The largest opposition party, the United National Party (UNP), itself badly split, appears to be planning on running its own candidate. This would likely fracture the opposition, with as many as three or four candidates running against Rajapaksa.
How do elections in Sri Lanka work?
Should no candidate win an outright majority on the first ballot, the top two candidates receive the second preferences from those who voted for the remaining candidates. This has never happened before in Sri Lanka, and there are worries that a second round could increase the volatility of what many expect to be a violent election campaign. A number of political observers express fears that President Rajapaksa and his powerful family members may not agree to leave power peacefully.
What impact could the election have on the minority Tamil population and reconciliation attempts?
Keenan: 'Rajapaksa appears politically vulnerable, but the opposition remains divided and uncertain about its strategy'
Rajapaksa's campaign is likely to rely heavily on Sinhala nationalist themes, with the president claiming that only he can preserve the nation's hard-won victory over terrorism and prevent the revival of the Liberation Tigers of Tamil Eelam (LTTE), which, he claims, is backed by local and western conspirators.
The current wave of repression of independent journalists and civil society activists, especially those who work in Tamil-majority areas in the north and east, could well intensify. There is little prospect for renewed negotiations with the elected Tamil leadership or for a relaxation of military control over the north and east.
Could the election affect Pope Francis' planned visit to Sri Lanka from January 13-15?
To avoid the politicization of his foreign travel, the Pope generally declines to visit countries within a month of an election. With indications that the presidential election will be held around January 10 – on a date and at a time reportedly determined by the president's astrologer – it would appear the papal visit will need to be rescheduled.

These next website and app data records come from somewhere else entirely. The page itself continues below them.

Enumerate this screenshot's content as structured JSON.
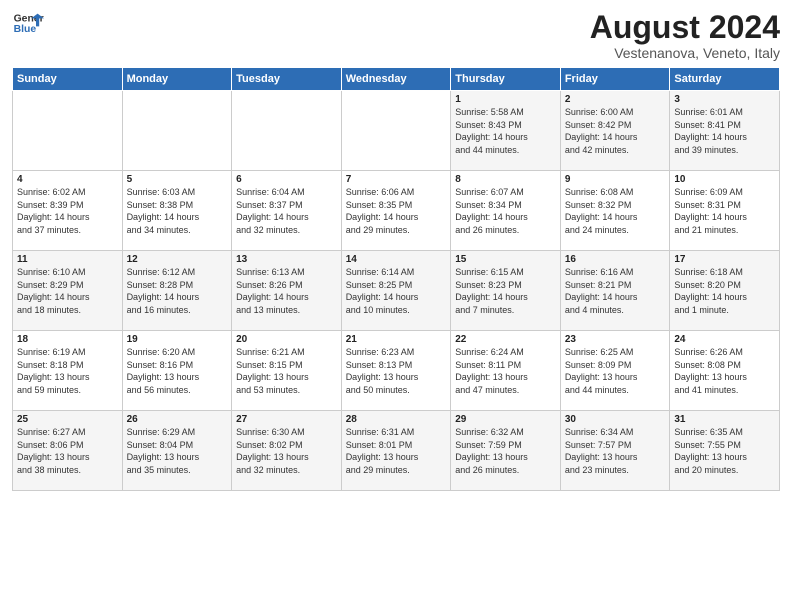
{
  "header": {
    "logo_line1": "General",
    "logo_line2": "Blue",
    "month_year": "August 2024",
    "location": "Vestenanova, Veneto, Italy"
  },
  "weekdays": [
    "Sunday",
    "Monday",
    "Tuesday",
    "Wednesday",
    "Thursday",
    "Friday",
    "Saturday"
  ],
  "weeks": [
    [
      {
        "day": "",
        "text": ""
      },
      {
        "day": "",
        "text": ""
      },
      {
        "day": "",
        "text": ""
      },
      {
        "day": "",
        "text": ""
      },
      {
        "day": "1",
        "text": "Sunrise: 5:58 AM\nSunset: 8:43 PM\nDaylight: 14 hours\nand 44 minutes."
      },
      {
        "day": "2",
        "text": "Sunrise: 6:00 AM\nSunset: 8:42 PM\nDaylight: 14 hours\nand 42 minutes."
      },
      {
        "day": "3",
        "text": "Sunrise: 6:01 AM\nSunset: 8:41 PM\nDaylight: 14 hours\nand 39 minutes."
      }
    ],
    [
      {
        "day": "4",
        "text": "Sunrise: 6:02 AM\nSunset: 8:39 PM\nDaylight: 14 hours\nand 37 minutes."
      },
      {
        "day": "5",
        "text": "Sunrise: 6:03 AM\nSunset: 8:38 PM\nDaylight: 14 hours\nand 34 minutes."
      },
      {
        "day": "6",
        "text": "Sunrise: 6:04 AM\nSunset: 8:37 PM\nDaylight: 14 hours\nand 32 minutes."
      },
      {
        "day": "7",
        "text": "Sunrise: 6:06 AM\nSunset: 8:35 PM\nDaylight: 14 hours\nand 29 minutes."
      },
      {
        "day": "8",
        "text": "Sunrise: 6:07 AM\nSunset: 8:34 PM\nDaylight: 14 hours\nand 26 minutes."
      },
      {
        "day": "9",
        "text": "Sunrise: 6:08 AM\nSunset: 8:32 PM\nDaylight: 14 hours\nand 24 minutes."
      },
      {
        "day": "10",
        "text": "Sunrise: 6:09 AM\nSunset: 8:31 PM\nDaylight: 14 hours\nand 21 minutes."
      }
    ],
    [
      {
        "day": "11",
        "text": "Sunrise: 6:10 AM\nSunset: 8:29 PM\nDaylight: 14 hours\nand 18 minutes."
      },
      {
        "day": "12",
        "text": "Sunrise: 6:12 AM\nSunset: 8:28 PM\nDaylight: 14 hours\nand 16 minutes."
      },
      {
        "day": "13",
        "text": "Sunrise: 6:13 AM\nSunset: 8:26 PM\nDaylight: 14 hours\nand 13 minutes."
      },
      {
        "day": "14",
        "text": "Sunrise: 6:14 AM\nSunset: 8:25 PM\nDaylight: 14 hours\nand 10 minutes."
      },
      {
        "day": "15",
        "text": "Sunrise: 6:15 AM\nSunset: 8:23 PM\nDaylight: 14 hours\nand 7 minutes."
      },
      {
        "day": "16",
        "text": "Sunrise: 6:16 AM\nSunset: 8:21 PM\nDaylight: 14 hours\nand 4 minutes."
      },
      {
        "day": "17",
        "text": "Sunrise: 6:18 AM\nSunset: 8:20 PM\nDaylight: 14 hours\nand 1 minute."
      }
    ],
    [
      {
        "day": "18",
        "text": "Sunrise: 6:19 AM\nSunset: 8:18 PM\nDaylight: 13 hours\nand 59 minutes."
      },
      {
        "day": "19",
        "text": "Sunrise: 6:20 AM\nSunset: 8:16 PM\nDaylight: 13 hours\nand 56 minutes."
      },
      {
        "day": "20",
        "text": "Sunrise: 6:21 AM\nSunset: 8:15 PM\nDaylight: 13 hours\nand 53 minutes."
      },
      {
        "day": "21",
        "text": "Sunrise: 6:23 AM\nSunset: 8:13 PM\nDaylight: 13 hours\nand 50 minutes."
      },
      {
        "day": "22",
        "text": "Sunrise: 6:24 AM\nSunset: 8:11 PM\nDaylight: 13 hours\nand 47 minutes."
      },
      {
        "day": "23",
        "text": "Sunrise: 6:25 AM\nSunset: 8:09 PM\nDaylight: 13 hours\nand 44 minutes."
      },
      {
        "day": "24",
        "text": "Sunrise: 6:26 AM\nSunset: 8:08 PM\nDaylight: 13 hours\nand 41 minutes."
      }
    ],
    [
      {
        "day": "25",
        "text": "Sunrise: 6:27 AM\nSunset: 8:06 PM\nDaylight: 13 hours\nand 38 minutes."
      },
      {
        "day": "26",
        "text": "Sunrise: 6:29 AM\nSunset: 8:04 PM\nDaylight: 13 hours\nand 35 minutes."
      },
      {
        "day": "27",
        "text": "Sunrise: 6:30 AM\nSunset: 8:02 PM\nDaylight: 13 hours\nand 32 minutes."
      },
      {
        "day": "28",
        "text": "Sunrise: 6:31 AM\nSunset: 8:01 PM\nDaylight: 13 hours\nand 29 minutes."
      },
      {
        "day": "29",
        "text": "Sunrise: 6:32 AM\nSunset: 7:59 PM\nDaylight: 13 hours\nand 26 minutes."
      },
      {
        "day": "30",
        "text": "Sunrise: 6:34 AM\nSunset: 7:57 PM\nDaylight: 13 hours\nand 23 minutes."
      },
      {
        "day": "31",
        "text": "Sunrise: 6:35 AM\nSunset: 7:55 PM\nDaylight: 13 hours\nand 20 minutes."
      }
    ]
  ]
}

Analyst Alan Keenan is Sri Lanka project director at the International Crisis Group (ICG) in London.